Every line containing "username" should be identified and copied from the data below.

-----

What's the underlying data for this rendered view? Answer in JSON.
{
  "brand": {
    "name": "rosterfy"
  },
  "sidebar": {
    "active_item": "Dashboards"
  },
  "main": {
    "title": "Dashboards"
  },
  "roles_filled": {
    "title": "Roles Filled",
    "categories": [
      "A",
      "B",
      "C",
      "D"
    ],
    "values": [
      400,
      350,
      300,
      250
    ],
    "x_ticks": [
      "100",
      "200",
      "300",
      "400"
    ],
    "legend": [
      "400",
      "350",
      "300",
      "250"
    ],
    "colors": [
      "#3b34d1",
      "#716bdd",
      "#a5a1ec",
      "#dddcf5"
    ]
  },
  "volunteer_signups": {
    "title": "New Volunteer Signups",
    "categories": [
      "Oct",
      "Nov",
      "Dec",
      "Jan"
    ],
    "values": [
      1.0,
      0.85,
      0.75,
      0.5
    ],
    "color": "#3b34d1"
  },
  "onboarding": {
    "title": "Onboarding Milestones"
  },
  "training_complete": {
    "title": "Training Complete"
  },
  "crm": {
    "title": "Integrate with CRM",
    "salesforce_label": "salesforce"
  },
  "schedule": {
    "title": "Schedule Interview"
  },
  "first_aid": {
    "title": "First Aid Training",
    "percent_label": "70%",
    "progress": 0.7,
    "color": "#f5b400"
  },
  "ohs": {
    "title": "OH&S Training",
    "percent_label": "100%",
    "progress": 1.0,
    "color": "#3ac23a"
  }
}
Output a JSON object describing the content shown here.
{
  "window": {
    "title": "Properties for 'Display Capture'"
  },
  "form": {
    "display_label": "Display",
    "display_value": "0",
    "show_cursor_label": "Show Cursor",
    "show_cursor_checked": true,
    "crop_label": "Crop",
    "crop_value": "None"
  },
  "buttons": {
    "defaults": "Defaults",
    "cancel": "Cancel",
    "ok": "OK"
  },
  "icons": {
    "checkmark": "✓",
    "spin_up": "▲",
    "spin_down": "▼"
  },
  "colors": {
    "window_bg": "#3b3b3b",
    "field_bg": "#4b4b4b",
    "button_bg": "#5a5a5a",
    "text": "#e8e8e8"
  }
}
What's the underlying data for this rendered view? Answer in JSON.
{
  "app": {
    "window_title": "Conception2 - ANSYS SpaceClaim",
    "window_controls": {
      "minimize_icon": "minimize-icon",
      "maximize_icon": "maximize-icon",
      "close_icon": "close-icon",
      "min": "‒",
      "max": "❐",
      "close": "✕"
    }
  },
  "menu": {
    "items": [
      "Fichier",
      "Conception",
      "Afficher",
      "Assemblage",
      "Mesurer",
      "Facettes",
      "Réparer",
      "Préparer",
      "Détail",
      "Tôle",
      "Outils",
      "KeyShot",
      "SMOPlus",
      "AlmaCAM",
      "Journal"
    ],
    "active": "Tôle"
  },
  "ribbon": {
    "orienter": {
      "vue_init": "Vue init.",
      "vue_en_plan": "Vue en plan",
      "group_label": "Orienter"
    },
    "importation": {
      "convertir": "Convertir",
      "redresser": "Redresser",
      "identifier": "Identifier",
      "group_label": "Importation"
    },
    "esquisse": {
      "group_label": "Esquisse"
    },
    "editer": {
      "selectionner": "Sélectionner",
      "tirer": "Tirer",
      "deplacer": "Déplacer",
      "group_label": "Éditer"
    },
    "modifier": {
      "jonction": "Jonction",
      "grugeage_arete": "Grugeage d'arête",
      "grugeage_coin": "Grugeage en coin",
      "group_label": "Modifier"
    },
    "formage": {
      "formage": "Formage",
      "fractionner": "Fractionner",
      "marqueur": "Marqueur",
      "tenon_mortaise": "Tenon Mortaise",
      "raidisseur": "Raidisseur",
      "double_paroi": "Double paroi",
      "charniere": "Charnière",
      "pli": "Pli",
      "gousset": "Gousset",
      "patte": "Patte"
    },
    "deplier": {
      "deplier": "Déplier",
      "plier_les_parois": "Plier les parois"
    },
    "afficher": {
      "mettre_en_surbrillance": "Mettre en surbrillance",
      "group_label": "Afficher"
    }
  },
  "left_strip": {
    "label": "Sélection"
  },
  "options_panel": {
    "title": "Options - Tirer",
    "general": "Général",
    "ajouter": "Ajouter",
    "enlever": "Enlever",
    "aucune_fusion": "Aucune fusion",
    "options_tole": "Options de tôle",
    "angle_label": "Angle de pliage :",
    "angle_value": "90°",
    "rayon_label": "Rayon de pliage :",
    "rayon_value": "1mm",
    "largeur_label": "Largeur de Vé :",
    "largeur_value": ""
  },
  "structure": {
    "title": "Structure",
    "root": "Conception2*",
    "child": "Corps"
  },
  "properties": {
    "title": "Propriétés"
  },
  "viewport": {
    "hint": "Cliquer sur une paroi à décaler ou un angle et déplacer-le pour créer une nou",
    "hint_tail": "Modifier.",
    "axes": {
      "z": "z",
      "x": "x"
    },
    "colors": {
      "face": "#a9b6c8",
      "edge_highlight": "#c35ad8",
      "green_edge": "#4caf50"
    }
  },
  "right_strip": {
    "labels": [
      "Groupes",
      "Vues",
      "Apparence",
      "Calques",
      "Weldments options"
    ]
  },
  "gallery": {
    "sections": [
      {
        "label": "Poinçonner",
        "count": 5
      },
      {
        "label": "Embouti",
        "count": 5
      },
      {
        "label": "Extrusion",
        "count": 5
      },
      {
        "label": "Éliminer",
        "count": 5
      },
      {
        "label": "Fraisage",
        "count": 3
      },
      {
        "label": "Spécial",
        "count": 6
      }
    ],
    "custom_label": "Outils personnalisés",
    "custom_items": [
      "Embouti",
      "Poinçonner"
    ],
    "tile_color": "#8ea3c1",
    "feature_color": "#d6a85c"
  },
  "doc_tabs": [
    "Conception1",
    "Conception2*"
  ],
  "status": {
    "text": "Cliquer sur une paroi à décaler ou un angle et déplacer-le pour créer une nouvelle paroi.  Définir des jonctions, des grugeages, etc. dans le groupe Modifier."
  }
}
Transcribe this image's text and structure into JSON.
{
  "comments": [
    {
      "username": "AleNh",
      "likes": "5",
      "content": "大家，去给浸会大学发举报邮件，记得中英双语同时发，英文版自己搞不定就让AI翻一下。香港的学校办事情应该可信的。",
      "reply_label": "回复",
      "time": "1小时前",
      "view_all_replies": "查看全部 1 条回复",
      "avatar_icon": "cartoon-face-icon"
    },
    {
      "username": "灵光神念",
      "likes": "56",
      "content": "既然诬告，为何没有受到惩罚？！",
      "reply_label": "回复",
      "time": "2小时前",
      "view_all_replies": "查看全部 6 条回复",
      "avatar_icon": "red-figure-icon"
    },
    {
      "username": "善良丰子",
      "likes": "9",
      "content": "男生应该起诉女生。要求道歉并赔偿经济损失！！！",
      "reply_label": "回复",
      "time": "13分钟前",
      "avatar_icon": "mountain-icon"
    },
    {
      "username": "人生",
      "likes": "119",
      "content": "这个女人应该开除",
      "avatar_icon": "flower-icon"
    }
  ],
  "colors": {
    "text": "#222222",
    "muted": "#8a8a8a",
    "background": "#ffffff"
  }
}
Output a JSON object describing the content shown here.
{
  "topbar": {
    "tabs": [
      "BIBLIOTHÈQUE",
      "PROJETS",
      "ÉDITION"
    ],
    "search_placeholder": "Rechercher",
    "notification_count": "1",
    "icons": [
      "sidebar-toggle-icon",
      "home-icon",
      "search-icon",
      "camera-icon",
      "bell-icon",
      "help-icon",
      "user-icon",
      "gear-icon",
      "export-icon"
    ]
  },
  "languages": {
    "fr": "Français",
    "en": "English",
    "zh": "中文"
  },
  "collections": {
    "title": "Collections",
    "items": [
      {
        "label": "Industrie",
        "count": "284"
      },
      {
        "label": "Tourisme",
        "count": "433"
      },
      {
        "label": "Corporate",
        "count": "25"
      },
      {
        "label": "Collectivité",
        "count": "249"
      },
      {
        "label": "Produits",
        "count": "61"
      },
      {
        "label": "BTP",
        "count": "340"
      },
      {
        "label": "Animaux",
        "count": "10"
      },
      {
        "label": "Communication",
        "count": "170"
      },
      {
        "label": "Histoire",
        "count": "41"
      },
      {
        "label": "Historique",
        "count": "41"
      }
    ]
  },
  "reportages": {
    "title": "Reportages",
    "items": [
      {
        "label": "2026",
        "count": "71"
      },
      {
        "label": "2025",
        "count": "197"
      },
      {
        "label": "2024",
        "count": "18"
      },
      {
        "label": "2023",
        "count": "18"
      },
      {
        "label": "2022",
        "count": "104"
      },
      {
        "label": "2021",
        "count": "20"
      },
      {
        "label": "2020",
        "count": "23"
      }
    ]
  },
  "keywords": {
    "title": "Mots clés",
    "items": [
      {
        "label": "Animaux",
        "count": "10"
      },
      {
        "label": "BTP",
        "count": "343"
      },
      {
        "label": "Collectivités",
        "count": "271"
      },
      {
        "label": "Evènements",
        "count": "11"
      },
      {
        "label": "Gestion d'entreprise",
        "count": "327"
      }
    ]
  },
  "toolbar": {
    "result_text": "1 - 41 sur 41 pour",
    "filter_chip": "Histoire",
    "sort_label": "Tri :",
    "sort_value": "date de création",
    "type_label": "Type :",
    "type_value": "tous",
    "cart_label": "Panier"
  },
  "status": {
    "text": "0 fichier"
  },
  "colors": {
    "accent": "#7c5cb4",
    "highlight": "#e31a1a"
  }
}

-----

» **ANSWER TO THIS EXERCISE**
      "username": "AleNh",
      "username": "灵光神念",
      "username": "善良丰子",
      "username": "人生",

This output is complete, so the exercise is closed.